Does the sustained momentum of the post-pandemic recovery witnessed in 2021 point to several more years of uninhibited growth for Irish whiskey or is it expected to face similar challenges to more mature spirits categories? A more diverse geographic reach would ensure that Irish whiskey can avoid saturation, while in mature markets brands will also need to continue diversifying and innovating to build distinct attributes beyond aged expressions.
Irish whiskey still in early stages of its journey to become truly global spirit
Following the 2021 rebound in the US and in other major markets including Australia, France, Germany and South Africa, Irish whiskey is forecast to record a slowdown as it reaches greater maturity. Sustaining growth momentum may increasingly rely on strategies by key players to diversify their geographic reach, a shift made more urgent by the lack of access to the Russian market.
Asian markets remain largely untapped, with India offering the greatest opportunities. Although domestic brands are expected to remain heavily dominant due to affordability, Irish whiskey has gained traction alongside single malt Scotch options among affluent afficionados of whiskies, despite prohibitive import tariffs. As India negotiates free trade agreements with the UK and with the EU, potentially resulting in a drastic reduction of the 150% duty on imported spirits, Irish whiskey may start flowing into the market.

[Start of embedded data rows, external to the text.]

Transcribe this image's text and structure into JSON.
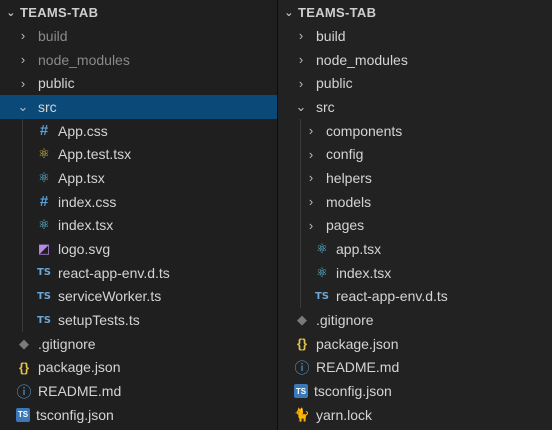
{
  "left": {
    "title": "TEAMS-TAB",
    "items": [
      {
        "label": "build",
        "kind": "folder",
        "depth": 1,
        "expanded": false,
        "dim": true
      },
      {
        "label": "node_modules",
        "kind": "folder",
        "depth": 1,
        "expanded": false,
        "dim": true
      },
      {
        "label": "public",
        "kind": "folder",
        "depth": 1,
        "expanded": false,
        "dim": false
      },
      {
        "label": "src",
        "kind": "folder",
        "depth": 1,
        "expanded": true,
        "dim": false,
        "selected": true
      },
      {
        "label": "App.css",
        "kind": "file",
        "icon": "hash-icon",
        "depth": 2
      },
      {
        "label": "App.test.tsx",
        "kind": "file",
        "icon": "react-test-icon",
        "depth": 2
      },
      {
        "label": "App.tsx",
        "kind": "file",
        "icon": "react-icon",
        "depth": 2
      },
      {
        "label": "index.css",
        "kind": "file",
        "icon": "hash-icon",
        "depth": 2
      },
      {
        "label": "index.tsx",
        "kind": "file",
        "icon": "react-icon",
        "depth": 2
      },
      {
        "label": "logo.svg",
        "kind": "file",
        "icon": "svg-icon",
        "depth": 2
      },
      {
        "label": "react-app-env.d.ts",
        "kind": "file",
        "icon": "typescript-icon",
        "depth": 2
      },
      {
        "label": "serviceWorker.ts",
        "kind": "file",
        "icon": "typescript-icon",
        "depth": 2
      },
      {
        "label": "setupTests.ts",
        "kind": "file",
        "icon": "typescript-icon",
        "depth": 2
      },
      {
        "label": ".gitignore",
        "kind": "file",
        "icon": "git-icon",
        "depth": 1
      },
      {
        "label": "package.json",
        "kind": "file",
        "icon": "json-icon",
        "depth": 1
      },
      {
        "label": "README.md",
        "kind": "file",
        "icon": "info-icon",
        "depth": 1
      },
      {
        "label": "tsconfig.json",
        "kind": "file",
        "icon": "tsconfig-icon",
        "depth": 1
      }
    ]
  },
  "right": {
    "title": "TEAMS-TAB",
    "items": [
      {
        "label": "build",
        "kind": "folder",
        "depth": 1,
        "expanded": false
      },
      {
        "label": "node_modules",
        "kind": "folder",
        "depth": 1,
        "expanded": false
      },
      {
        "label": "public",
        "kind": "folder",
        "depth": 1,
        "expanded": false
      },
      {
        "label": "src",
        "kind": "folder",
        "depth": 1,
        "expanded": true
      },
      {
        "label": "components",
        "kind": "folder",
        "depth": 2,
        "expanded": false
      },
      {
        "label": "config",
        "kind": "folder",
        "depth": 2,
        "expanded": false
      },
      {
        "label": "helpers",
        "kind": "folder",
        "depth": 2,
        "expanded": false
      },
      {
        "label": "models",
        "kind": "folder",
        "depth": 2,
        "expanded": false
      },
      {
        "label": "pages",
        "kind": "folder",
        "depth": 2,
        "expanded": false
      },
      {
        "label": "app.tsx",
        "kind": "file",
        "icon": "react-icon",
        "depth": 2
      },
      {
        "label": "index.tsx",
        "kind": "file",
        "icon": "react-icon",
        "depth": 2
      },
      {
        "label": "react-app-env.d.ts",
        "kind": "file",
        "icon": "typescript-icon",
        "depth": 2
      },
      {
        "label": ".gitignore",
        "kind": "file",
        "icon": "git-icon",
        "depth": 1
      },
      {
        "label": "package.json",
        "kind": "file",
        "icon": "json-icon",
        "depth": 1
      },
      {
        "label": "README.md",
        "kind": "file",
        "icon": "info-icon",
        "depth": 1
      },
      {
        "label": "tsconfig.json",
        "kind": "file",
        "icon": "tsconfig-icon",
        "depth": 1
      },
      {
        "label": "yarn.lock",
        "kind": "file",
        "icon": "yarn-icon",
        "depth": 1
      }
    ]
  },
  "colors": {
    "selection": "#0b4a78",
    "background": "#1e1e1e"
  }
}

In China, the rising popularity of single malt Scotch whisky among young cosmopolitan consumers highlights the opportunities for premium Irish whiskey, notably through e-commerce with the support of social media platforms and influencers. Owned by the Amber Beverage Group since 2021, the brands The Irishman and Writers' Tears are likely to accelerate expansion in Asia Pacific, while the Hyde brand entered China in 2021 following its successful launch in Japan in 2019. The Japanese market illustrates how Irish whiskey can occupy a premium niche, and value sales growth is forecast to remain driven by a growing appreciation of high-end whiskies combined with a rising interest in spirits from various origins.
Beyond Asia, promising emerging markets in Latin America include Argentina and Brazil, as the EU is negotiating a free trade agreement with the Mercosur bloc, which may lead to an elimination of the tariffs on spirits exports.
Source: Euromonitor International
Increasing cross-pollination with other categories to target new audiences
Irish whiskey increasingly seeks to attract consumers from adjacent categories by incorporating attributes from other types of alcoholic drinks to innovate.
The influence of Japanese whisky is gaining traction for premium and luxury expressions, notably through rare casks finish using Japanese wood. Mizunara oak casks were chosen by Method and Madness for its limited-edition single pot still, and by Glendalough, which expanded its range with this cask finish with a new 7-year expression, while ageing in Japanese sugi cedar wood casks was adopted by Roe & Co Japanese Sugi.
Offering stout cask editions, made popular by Jameson, has also been recently adopted by niche brands to create a distinctive pairing between Irish whiskey and stout, a beer style closely associated with Ireland, with recent launches including Hinch under the Craft & Casks Imperial Stout Finish.
Many Irish brands have recently entered the market, including Foxes Bow and Lost Irish, which eschew traditional visual codes for their marketing and packaging, thereby giving the category a fresh and dynamic identity while still anchoring their positioning in terms of authenticity and local provenance.
As young adults across developed markets increasingly seek to reduce their alcohol intake, which favours the continued rise of spirit-based RTDs, flavoured Irish whiskey variants targeting a younger audience are set to play an ever more prominent role, including through innovative flavours such as cold brew coffee, which was successfully pioneered by Jameson.
Although shifts in drinking habits are set to bring challenges, they also create possibilities for cross-category reinventions, a journey which Irish whiskey is well-positioned to embark upon, as a category shaped equally by the recreation of old brands as it is by the building of new ones.
To find out more, please read Euromonitor International’s latest global briefing, Irish Whiskey: From Renaissance to Maturity.